• _What you should do_
Would you please restate all of the entries exactly, apart from the pictures?

═══ Data section ═══

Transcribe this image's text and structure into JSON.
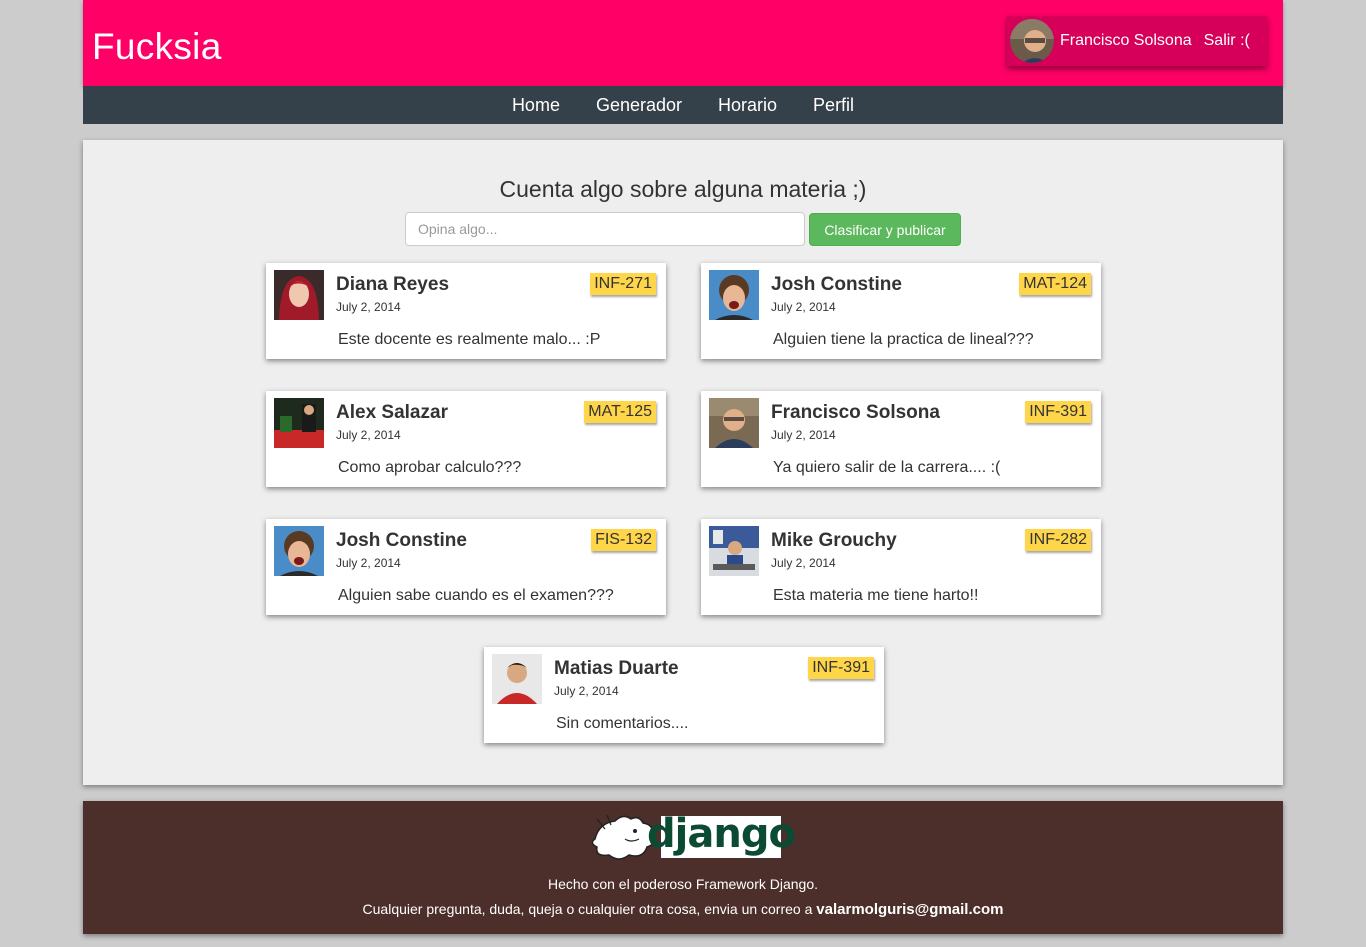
{
  "header": {
    "brand": "Fucksia",
    "user_name": "Francisco Solsona",
    "logout_label": "Salir :(",
    "brand_color": "#ff0066"
  },
  "nav": {
    "items": [
      {
        "label": "Home"
      },
      {
        "label": "Generador"
      },
      {
        "label": "Horario"
      },
      {
        "label": "Perfil"
      }
    ]
  },
  "composer": {
    "title": "Cuenta algo sobre alguna materia ;)",
    "placeholder": "Opina algo...",
    "value": "",
    "button_label": "Clasificar y publicar"
  },
  "posts": [
    {
      "name": "Diana Reyes",
      "date": "July 2, 2014",
      "tag": "INF-271",
      "text": "Este docente es realmente malo... :P",
      "avatar": "woman-red-hair"
    },
    {
      "name": "Josh Constine",
      "date": "July 2, 2014",
      "tag": "MAT-124",
      "text": "Alguien tiene la practica de lineal???",
      "avatar": "man-curly-hair"
    },
    {
      "name": "Alex Salazar",
      "date": "July 2, 2014",
      "tag": "MAT-125",
      "text": "Como aprobar calculo???",
      "avatar": "man-stage"
    },
    {
      "name": "Francisco Solsona",
      "date": "July 2, 2014",
      "tag": "INF-391",
      "text": "Ya quiero salir de la carrera.... :(",
      "avatar": "man-glasses"
    },
    {
      "name": "Josh Constine",
      "date": "July 2, 2014",
      "tag": "FIS-132",
      "text": "Alguien sabe cuando es el examen???",
      "avatar": "man-curly-hair"
    },
    {
      "name": "Mike Grouchy",
      "date": "July 2, 2014",
      "tag": "INF-282",
      "text": "Esta materia me tiene harto!!",
      "avatar": "man-sitting"
    },
    {
      "name": "Matias Duarte",
      "date": "July 2, 2014",
      "tag": "INF-391",
      "text": "Sin comentarios....",
      "avatar": "man-red-shirt"
    }
  ],
  "footer": {
    "django_logo_text": "django",
    "line1": "Hecho con el poderoso Framework Django.",
    "line2_prefix": "Cualquier pregunta, duda, queja o cualquier otra cosa, envia un correo a ",
    "email": "valarmolguris@gmail.com"
  },
  "colors": {
    "nav_bg": "#34414a",
    "footer_bg": "#4c2e2a",
    "tag_bg": "#ffd54a",
    "button_bg": "#5cb85c"
  }
}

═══

• _Task answer_
Transcribe this image's text and structure into JSON.
{
  "header": {
    "brand": "Fucksia",
    "user_name": "Francisco Solsona",
    "logout_label": "Salir :(",
    "brand_color": "#ff0066"
  },
  "nav": {
    "items": [
      {
        "label": "Home"
      },
      {
        "label": "Generador"
      },
      {
        "label": "Horario"
      },
      {
        "label": "Perfil"
      }
    ]
  },
  "composer": {
    "title": "Cuenta algo sobre alguna materia ;)",
    "placeholder": "Opina algo...",
    "value": "",
    "button_label": "Clasificar y publicar"
  },
  "posts": [
    {
      "name": "Diana Reyes",
      "date": "July 2, 2014",
      "tag": "INF-271",
      "text": "Este docente es realmente malo... :P",
      "avatar": "woman-red-hair"
    },
    {
      "name": "Josh Constine",
      "date": "July 2, 2014",
      "tag": "MAT-124",
      "text": "Alguien tiene la practica de lineal???",
      "avatar": "man-curly-hair"
    },
    {
      "name": "Alex Salazar",
      "date": "July 2, 2014",
      "tag": "MAT-125",
      "text": "Como aprobar calculo???",
      "avatar": "man-stage"
    },
    {
      "name": "Francisco Solsona",
      "date": "July 2, 2014",
      "tag": "INF-391",
      "text": "Ya quiero salir de la carrera.... :(",
      "avatar": "man-glasses"
    },
    {
      "name": "Josh Constine",
      "date": "July 2, 2014",
      "tag": "FIS-132",
      "text": "Alguien sabe cuando es el examen???",
      "avatar": "man-curly-hair"
    },
    {
      "name": "Mike Grouchy",
      "date": "July 2, 2014",
      "tag": "INF-282",
      "text": "Esta materia me tiene harto!!",
      "avatar": "man-sitting"
    },
    {
      "name": "Matias Duarte",
      "date": "July 2, 2014",
      "tag": "INF-391",
      "text": "Sin comentarios....",
      "avatar": "man-red-shirt"
    }
  ],
  "footer": {
    "django_logo_text": "django",
    "line1": "Hecho con el poderoso Framework Django.",
    "line2_prefix": "Cualquier pregunta, duda, queja o cualquier otra cosa, envia un correo a ",
    "email": "valarmolguris@gmail.com"
  },
  "colors": {
    "nav_bg": "#34414a",
    "footer_bg": "#4c2e2a",
    "tag_bg": "#ffd54a",
    "button_bg": "#5cb85c"
  }
}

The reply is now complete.